(Description of the task):
In the listing below, locate the lines that hold the string "handle". Copy those lines.
◇ ◇ ◇ ◇ ◇
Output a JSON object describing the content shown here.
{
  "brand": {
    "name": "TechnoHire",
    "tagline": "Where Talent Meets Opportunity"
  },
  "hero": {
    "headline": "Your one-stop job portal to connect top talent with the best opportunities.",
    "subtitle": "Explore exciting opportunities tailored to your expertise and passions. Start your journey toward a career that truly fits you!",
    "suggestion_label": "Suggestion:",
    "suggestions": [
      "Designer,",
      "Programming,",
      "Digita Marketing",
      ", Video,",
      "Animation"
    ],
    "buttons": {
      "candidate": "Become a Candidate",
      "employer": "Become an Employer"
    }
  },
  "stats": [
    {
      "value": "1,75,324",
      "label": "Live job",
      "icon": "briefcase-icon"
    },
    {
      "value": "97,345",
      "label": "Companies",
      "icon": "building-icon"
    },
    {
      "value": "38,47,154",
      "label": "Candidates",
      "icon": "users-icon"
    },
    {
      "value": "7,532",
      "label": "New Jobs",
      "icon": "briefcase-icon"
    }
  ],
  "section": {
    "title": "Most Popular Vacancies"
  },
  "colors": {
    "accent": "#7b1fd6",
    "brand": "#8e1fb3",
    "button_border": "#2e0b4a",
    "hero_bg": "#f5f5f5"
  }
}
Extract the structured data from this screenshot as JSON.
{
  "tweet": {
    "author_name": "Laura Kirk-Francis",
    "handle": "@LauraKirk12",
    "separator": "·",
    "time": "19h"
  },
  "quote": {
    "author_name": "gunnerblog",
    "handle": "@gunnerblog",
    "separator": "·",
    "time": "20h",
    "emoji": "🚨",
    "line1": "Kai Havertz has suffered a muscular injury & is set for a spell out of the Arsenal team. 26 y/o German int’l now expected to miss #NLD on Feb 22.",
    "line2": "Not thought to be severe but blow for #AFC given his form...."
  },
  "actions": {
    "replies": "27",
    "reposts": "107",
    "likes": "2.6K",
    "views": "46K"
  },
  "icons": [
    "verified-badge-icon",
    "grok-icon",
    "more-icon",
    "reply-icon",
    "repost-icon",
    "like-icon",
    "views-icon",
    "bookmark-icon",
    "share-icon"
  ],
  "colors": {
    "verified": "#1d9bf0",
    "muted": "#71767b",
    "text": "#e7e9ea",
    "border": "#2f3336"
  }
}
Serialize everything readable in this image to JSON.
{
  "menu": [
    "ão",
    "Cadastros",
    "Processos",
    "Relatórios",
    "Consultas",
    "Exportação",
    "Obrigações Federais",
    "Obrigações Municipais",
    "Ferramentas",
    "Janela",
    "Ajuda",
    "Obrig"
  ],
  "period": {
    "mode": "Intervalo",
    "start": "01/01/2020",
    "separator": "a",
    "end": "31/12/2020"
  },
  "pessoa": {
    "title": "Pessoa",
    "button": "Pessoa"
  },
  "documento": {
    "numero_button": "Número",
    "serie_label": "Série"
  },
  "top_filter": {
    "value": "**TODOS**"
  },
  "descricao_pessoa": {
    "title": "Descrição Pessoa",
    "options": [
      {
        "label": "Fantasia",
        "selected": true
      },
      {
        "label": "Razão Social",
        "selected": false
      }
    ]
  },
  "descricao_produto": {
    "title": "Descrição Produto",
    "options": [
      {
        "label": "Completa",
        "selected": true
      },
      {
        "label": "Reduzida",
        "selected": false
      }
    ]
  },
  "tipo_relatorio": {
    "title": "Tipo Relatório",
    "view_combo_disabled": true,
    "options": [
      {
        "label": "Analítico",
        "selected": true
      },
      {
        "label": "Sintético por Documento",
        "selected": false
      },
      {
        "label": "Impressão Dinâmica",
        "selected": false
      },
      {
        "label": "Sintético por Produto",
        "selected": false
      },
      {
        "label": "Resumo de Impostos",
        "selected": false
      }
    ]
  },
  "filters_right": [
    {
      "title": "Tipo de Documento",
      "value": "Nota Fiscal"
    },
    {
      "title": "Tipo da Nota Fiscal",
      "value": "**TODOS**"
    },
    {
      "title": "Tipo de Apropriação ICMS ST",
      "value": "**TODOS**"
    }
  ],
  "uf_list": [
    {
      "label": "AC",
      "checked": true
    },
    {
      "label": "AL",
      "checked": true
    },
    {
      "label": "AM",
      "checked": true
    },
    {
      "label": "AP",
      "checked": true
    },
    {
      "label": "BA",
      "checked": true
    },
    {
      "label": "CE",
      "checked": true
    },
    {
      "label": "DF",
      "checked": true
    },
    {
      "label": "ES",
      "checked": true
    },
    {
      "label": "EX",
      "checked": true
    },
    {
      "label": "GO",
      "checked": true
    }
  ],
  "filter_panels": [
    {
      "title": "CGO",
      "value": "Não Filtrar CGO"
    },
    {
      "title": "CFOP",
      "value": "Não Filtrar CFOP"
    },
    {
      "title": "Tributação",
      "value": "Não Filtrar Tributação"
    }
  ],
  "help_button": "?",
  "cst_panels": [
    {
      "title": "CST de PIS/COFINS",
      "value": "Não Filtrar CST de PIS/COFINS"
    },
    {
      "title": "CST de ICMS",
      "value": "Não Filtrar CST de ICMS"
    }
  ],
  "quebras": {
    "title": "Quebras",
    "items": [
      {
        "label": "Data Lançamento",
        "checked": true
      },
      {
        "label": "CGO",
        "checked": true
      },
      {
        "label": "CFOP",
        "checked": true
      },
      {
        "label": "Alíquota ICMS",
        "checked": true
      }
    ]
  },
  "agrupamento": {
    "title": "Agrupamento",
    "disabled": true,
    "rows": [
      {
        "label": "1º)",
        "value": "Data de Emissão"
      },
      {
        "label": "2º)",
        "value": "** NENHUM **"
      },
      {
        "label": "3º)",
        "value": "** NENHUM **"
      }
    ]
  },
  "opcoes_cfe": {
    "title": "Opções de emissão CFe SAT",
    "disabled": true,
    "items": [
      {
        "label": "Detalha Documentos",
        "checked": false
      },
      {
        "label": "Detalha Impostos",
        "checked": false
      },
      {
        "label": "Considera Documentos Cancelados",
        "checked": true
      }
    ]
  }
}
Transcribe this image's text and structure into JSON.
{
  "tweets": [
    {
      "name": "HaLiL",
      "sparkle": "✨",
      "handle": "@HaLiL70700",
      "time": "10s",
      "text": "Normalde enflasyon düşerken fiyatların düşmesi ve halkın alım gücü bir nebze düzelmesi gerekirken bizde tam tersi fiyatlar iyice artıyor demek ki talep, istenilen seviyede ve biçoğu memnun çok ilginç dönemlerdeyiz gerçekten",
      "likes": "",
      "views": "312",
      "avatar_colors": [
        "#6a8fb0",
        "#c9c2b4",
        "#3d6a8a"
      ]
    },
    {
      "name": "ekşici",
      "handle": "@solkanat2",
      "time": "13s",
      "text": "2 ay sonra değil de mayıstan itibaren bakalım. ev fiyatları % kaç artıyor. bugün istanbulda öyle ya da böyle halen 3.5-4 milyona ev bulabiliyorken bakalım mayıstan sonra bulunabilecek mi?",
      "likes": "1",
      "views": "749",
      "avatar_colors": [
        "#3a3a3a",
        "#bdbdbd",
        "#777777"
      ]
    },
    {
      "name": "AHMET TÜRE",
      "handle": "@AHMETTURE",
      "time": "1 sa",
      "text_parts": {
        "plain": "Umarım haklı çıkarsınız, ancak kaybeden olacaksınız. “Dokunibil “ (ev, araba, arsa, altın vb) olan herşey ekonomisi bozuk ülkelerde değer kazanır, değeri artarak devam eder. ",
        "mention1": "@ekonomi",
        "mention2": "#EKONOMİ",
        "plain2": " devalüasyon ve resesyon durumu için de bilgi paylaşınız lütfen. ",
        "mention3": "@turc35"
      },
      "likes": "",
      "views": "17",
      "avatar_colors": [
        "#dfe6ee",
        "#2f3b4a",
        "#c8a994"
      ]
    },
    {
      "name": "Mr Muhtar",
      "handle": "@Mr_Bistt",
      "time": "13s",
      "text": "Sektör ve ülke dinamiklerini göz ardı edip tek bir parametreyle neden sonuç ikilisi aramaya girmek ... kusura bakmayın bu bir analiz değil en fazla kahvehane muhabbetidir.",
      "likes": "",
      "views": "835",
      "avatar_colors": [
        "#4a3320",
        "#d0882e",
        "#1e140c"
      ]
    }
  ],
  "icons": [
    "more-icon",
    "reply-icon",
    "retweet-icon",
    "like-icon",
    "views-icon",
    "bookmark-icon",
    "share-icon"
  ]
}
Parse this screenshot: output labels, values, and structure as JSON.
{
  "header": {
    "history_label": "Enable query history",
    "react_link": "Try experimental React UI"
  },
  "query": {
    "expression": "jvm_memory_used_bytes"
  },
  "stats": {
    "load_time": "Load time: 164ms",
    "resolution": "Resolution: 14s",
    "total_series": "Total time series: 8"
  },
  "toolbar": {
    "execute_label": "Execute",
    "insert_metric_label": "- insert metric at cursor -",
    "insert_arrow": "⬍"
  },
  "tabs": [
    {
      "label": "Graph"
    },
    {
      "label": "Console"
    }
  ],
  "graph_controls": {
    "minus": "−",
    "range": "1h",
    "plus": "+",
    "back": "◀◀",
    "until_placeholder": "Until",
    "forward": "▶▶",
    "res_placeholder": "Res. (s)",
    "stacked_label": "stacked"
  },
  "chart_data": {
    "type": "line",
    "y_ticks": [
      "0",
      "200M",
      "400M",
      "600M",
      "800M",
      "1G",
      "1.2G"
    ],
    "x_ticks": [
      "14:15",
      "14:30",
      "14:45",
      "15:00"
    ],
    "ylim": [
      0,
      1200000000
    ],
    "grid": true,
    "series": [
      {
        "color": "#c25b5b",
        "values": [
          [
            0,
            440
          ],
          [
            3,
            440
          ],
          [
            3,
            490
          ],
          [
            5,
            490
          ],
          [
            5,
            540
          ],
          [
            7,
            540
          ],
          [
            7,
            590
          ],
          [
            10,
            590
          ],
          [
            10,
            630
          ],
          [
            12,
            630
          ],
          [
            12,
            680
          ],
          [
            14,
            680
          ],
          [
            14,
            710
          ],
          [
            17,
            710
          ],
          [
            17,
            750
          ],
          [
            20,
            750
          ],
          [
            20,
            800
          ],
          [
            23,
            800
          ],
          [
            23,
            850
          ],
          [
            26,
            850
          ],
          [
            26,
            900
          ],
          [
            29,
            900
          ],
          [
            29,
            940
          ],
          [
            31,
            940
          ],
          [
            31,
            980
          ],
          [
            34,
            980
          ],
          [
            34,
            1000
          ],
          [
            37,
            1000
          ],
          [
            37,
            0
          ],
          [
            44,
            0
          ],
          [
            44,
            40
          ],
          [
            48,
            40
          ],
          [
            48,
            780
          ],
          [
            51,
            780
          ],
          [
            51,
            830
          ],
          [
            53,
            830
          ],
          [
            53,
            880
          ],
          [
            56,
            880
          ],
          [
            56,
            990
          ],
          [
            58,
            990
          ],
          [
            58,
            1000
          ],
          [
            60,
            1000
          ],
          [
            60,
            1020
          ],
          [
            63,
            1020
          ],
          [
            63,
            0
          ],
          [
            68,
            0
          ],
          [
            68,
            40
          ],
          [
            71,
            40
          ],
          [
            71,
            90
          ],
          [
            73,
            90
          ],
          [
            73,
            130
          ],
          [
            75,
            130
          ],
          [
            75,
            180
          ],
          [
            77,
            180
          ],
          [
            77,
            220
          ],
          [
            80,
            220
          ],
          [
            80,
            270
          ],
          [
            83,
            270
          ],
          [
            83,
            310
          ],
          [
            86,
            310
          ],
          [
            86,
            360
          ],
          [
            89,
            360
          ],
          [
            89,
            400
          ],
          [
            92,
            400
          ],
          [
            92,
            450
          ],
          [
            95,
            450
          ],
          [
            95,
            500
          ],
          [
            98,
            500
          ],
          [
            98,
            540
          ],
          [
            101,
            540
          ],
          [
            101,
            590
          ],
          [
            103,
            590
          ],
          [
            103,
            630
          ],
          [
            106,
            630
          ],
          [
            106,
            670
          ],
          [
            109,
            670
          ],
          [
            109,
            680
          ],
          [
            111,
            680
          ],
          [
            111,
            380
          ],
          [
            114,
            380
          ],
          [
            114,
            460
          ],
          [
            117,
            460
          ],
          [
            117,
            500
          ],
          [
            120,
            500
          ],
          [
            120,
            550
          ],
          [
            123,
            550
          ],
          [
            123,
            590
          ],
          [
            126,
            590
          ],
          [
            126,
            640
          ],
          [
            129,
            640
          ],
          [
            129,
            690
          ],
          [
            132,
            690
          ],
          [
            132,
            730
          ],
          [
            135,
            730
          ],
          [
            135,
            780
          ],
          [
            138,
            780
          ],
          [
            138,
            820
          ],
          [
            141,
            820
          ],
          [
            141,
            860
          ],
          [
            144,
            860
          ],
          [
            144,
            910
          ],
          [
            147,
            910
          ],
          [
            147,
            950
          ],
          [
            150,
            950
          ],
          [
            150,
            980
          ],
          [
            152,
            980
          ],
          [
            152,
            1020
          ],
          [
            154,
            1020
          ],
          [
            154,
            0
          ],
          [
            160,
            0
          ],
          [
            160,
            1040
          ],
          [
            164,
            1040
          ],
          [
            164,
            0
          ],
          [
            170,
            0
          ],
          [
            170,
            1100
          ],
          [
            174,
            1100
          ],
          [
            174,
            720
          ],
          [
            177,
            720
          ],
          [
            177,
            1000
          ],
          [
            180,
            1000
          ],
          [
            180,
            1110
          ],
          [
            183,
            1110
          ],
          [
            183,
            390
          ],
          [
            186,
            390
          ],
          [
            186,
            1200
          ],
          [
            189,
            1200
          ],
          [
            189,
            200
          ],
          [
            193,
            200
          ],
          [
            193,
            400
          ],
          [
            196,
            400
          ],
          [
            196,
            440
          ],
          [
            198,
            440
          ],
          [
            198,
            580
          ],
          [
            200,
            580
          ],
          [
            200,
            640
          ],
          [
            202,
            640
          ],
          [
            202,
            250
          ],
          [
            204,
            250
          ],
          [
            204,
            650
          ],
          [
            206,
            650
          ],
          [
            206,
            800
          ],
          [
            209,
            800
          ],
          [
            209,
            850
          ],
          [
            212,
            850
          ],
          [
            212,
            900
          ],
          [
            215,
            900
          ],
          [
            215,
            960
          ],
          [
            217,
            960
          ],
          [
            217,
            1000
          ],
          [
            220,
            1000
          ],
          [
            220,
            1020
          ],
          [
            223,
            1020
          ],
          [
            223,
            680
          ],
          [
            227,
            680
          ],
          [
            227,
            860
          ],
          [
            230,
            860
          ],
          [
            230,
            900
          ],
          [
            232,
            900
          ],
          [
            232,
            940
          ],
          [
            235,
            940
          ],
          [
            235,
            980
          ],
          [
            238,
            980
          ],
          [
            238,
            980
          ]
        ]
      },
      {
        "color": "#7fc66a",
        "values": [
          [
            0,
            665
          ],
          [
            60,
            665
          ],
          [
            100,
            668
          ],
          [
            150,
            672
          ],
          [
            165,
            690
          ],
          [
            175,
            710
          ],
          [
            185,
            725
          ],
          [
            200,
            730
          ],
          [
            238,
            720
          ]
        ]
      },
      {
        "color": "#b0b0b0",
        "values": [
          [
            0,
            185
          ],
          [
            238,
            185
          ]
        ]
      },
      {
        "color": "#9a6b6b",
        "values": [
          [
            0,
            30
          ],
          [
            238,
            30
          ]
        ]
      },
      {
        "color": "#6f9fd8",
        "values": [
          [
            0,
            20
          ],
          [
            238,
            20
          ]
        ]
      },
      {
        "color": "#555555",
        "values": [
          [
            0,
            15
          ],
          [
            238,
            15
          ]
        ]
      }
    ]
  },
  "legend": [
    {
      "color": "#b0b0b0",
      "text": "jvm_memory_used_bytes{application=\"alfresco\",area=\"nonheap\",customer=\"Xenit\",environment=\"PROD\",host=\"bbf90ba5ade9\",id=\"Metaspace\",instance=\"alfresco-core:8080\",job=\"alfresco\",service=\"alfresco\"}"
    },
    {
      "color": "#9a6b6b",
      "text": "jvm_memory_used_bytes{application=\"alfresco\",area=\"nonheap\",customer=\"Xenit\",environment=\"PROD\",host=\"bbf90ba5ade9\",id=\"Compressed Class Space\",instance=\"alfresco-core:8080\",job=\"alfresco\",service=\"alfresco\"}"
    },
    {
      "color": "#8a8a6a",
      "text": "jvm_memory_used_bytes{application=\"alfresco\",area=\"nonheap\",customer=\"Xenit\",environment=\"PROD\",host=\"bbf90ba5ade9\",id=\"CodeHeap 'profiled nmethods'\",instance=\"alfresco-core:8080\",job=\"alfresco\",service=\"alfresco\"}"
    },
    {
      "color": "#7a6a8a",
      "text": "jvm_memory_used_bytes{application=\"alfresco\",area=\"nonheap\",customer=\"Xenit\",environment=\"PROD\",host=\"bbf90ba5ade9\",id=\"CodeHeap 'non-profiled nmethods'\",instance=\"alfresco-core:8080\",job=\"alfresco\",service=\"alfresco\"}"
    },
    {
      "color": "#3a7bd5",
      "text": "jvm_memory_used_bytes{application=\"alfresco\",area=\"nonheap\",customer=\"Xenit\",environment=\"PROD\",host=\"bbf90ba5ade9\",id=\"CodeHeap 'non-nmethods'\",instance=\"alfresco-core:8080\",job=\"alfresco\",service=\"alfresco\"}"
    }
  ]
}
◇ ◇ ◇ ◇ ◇
(Answer to this exercise):
    "handle": "@LauraKirk12",
    "handle": "@gunnerblog",
      "handle": "@HaLiL70700",
      "handle": "@solkanat2",
      "handle": "@AHMETTURE",
      "handle": "@Mr_Bistt",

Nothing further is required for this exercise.